# Action item:
Determine how many lines in these records hold "네트워크". Only the number is wanted.

>>>>>

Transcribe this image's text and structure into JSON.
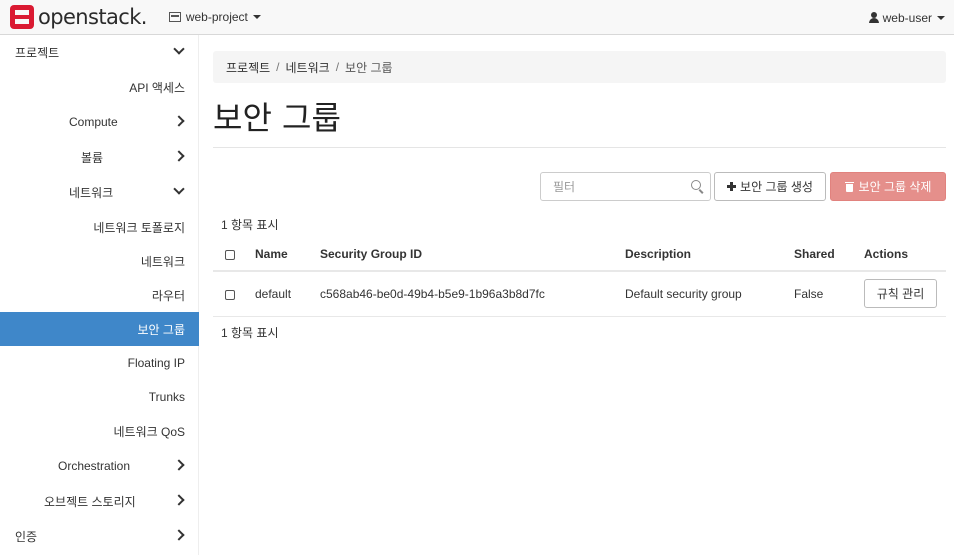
{
  "brand": {
    "name": "openstack."
  },
  "project_picker": {
    "label": "web-project"
  },
  "user_menu": {
    "label": "web-user"
  },
  "sidebar": {
    "items": [
      {
        "label": "프로젝트"
      },
      {
        "label": "API 액세스"
      },
      {
        "label": "Compute"
      },
      {
        "label": "볼륨"
      },
      {
        "label": "네트워크"
      },
      {
        "label": "네트워크 토폴로지"
      },
      {
        "label": "네트워크"
      },
      {
        "label": "라우터"
      },
      {
        "label": "보안 그룹"
      },
      {
        "label": "Floating IP"
      },
      {
        "label": "Trunks"
      },
      {
        "label": "네트워크 QoS"
      },
      {
        "label": "Orchestration"
      },
      {
        "label": "오브젝트 스토리지"
      },
      {
        "label": "인증"
      }
    ]
  },
  "breadcrumb": {
    "items": [
      "프로젝트",
      "네트워크"
    ],
    "current": "보안 그룹",
    "separator": "/"
  },
  "page": {
    "title": "보안 그룹"
  },
  "toolbar": {
    "filter_placeholder": "필터",
    "create_label": "보안 그룹 생성",
    "delete_label": "보안 그룹 삭제"
  },
  "table": {
    "count_top": "1 항목 표시",
    "count_bottom": "1 항목 표시",
    "columns": [
      "Name",
      "Security Group ID",
      "Description",
      "Shared",
      "Actions"
    ],
    "rows": [
      {
        "name": "default",
        "id": "c568ab46-be0d-49b4-b5e9-1b96a3b8d7fc",
        "description": "Default security group",
        "shared": "False",
        "action": "규칙 관리"
      }
    ]
  },
  "colors": {
    "active": "#3f87c9",
    "danger": "#e58f8b",
    "brand": "#da1a32"
  }
}
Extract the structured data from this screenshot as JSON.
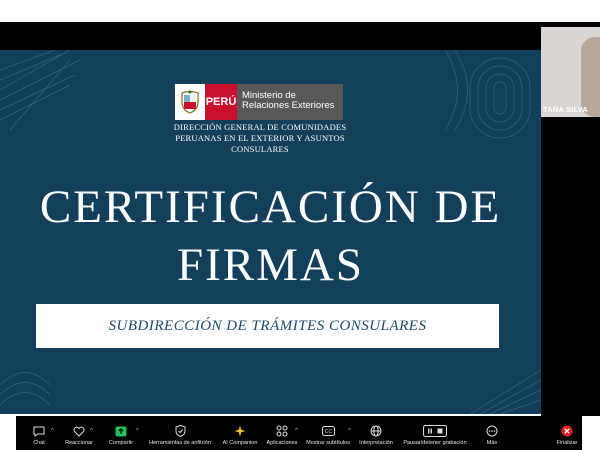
{
  "slide": {
    "logo": {
      "country": "PERÚ",
      "ministry_line1": "Ministerio de",
      "ministry_line2": "Relaciones Exteriores"
    },
    "org_line1": "DIRECCIÓN GENERAL DE COMUNIDADES",
    "org_line2": "PERUANAS EN EL EXTERIOR Y ASUNTOS",
    "org_line3": "CONSULARES",
    "title_line1": "CERTIFICACIÓN DE",
    "title_line2": "FIRMAS",
    "subtitle": "SUBDIRECCIÓN DE TRÁMITES CONSULARES",
    "background_color": "#133f5a"
  },
  "participant": {
    "name": "TAÑA SILVA"
  },
  "toolbar": {
    "chat": "Chat",
    "reactions": "Reaccionar",
    "share": "Compartir",
    "host_tools": "Herramientas de anfitrión",
    "ai_companion": "AI Companion",
    "apps": "Aplicaciones",
    "captions": "Mostrar subtítulos",
    "interpretation": "Interpretación",
    "pause_recording": "Pausar/detener grabación",
    "more": "Más",
    "end": "Finalizar",
    "share_color": "#22c55e",
    "end_color": "#e02020"
  }
}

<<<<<

# Result of the task:
5